A recent study conducted by the University of Texas, has found that “Clinicians should not rush to prescribe combinations on antidepressant medications as first-line treatment” according to Dr. Madhukar Trivedi, who goes on to state “the extra cost and burden of two medications in not worthwhile as a first treatment step.”
This should be viewed as a good sign for medication management – especially in adolescents and antidepressant medication – where the affects of medication can be more severe than with an adult. Since depression is a condition that affects millions of Americans every year, and can be found in a variety of age groups, a study of medication and its effects are extremely worthwhile. Unfortunately, this study is limited in its viewpoint because of the disclaimer “first treatment step” and that of course the study and its conclusions are only a recommendation. This leaves a great deal of leeway for professionals’ in the field to still prescribe medication how they deem fit – meaning that many may start a patient off with combinations of antidepressant medication.
This also prompts me to wonder about the other various medications being prescribed today and how effective they are in combinations. Take an example of a teen with ADHD and depression. Would it be wise to prescribe, as a first treatment step, medication such as adderoll (for ADHD) and lexapro- an antidepressant medication.
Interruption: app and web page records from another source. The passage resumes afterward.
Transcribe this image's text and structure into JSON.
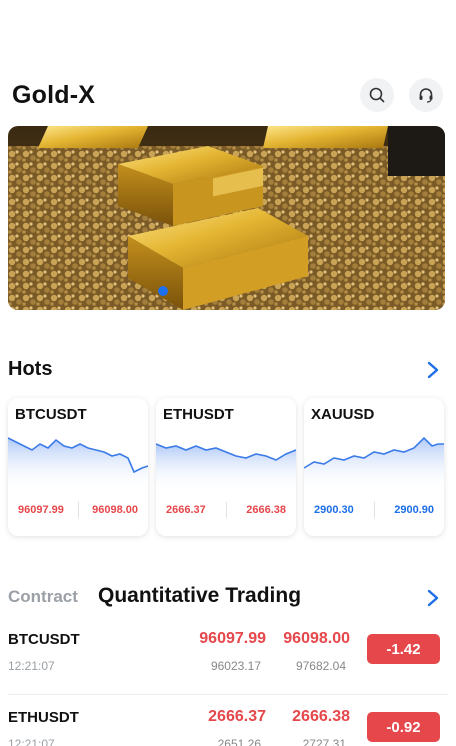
{
  "header": {
    "title": "Gold-X",
    "search_icon": "search-icon",
    "support_icon": "headset-icon"
  },
  "banner": {
    "active_slide": 1
  },
  "hots": {
    "title": "Hots",
    "cards": [
      {
        "symbol": "BTCUSDT",
        "value_left": "96097.99",
        "value_right": "96098.00",
        "color": "#e5474b"
      },
      {
        "symbol": "ETHUSDT",
        "value_left": "2666.37",
        "value_right": "2666.38",
        "color": "#e5474b"
      },
      {
        "symbol": "XAUUSD",
        "value_left": "2900.30",
        "value_right": "2900.90",
        "color": "#1d6fe6"
      }
    ]
  },
  "contract": {
    "tab_contract": "Contract",
    "tab_quant": "Quantitative Trading",
    "rows": [
      {
        "symbol": "BTCUSDT",
        "time": "12:21:07",
        "price1": "96097.99",
        "price2": "96098.00",
        "sub1": "96023.17",
        "sub2": "97682.04",
        "change": "-1.42"
      },
      {
        "symbol": "ETHUSDT",
        "time": "12:21:07",
        "price1": "2666.37",
        "price2": "2666.38",
        "sub1": "2651.26",
        "sub2": "2727.31",
        "change": "-0.92"
      }
    ]
  },
  "colors": {
    "up_red": "#e5474b",
    "accent_blue": "#1d6fe6",
    "muted": "#9aa0a6"
  }
}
The answer is – I don’t know, but I do have to wonder about the combinations of medications being prescribed. Of course, the normal response is that clinicians are trained to ‘know’ what medication works with others – and I believe that – or used to. This study conducted by the University of Texas sheds doubt on that because if they ‘know’ what works with others – than they should ‘know’ that combining combinations of antidepressants is unnecessary and therefore should not be done. Yet they obviously do prescribe combinations of antidepressants otherwise the study would not have been conducted.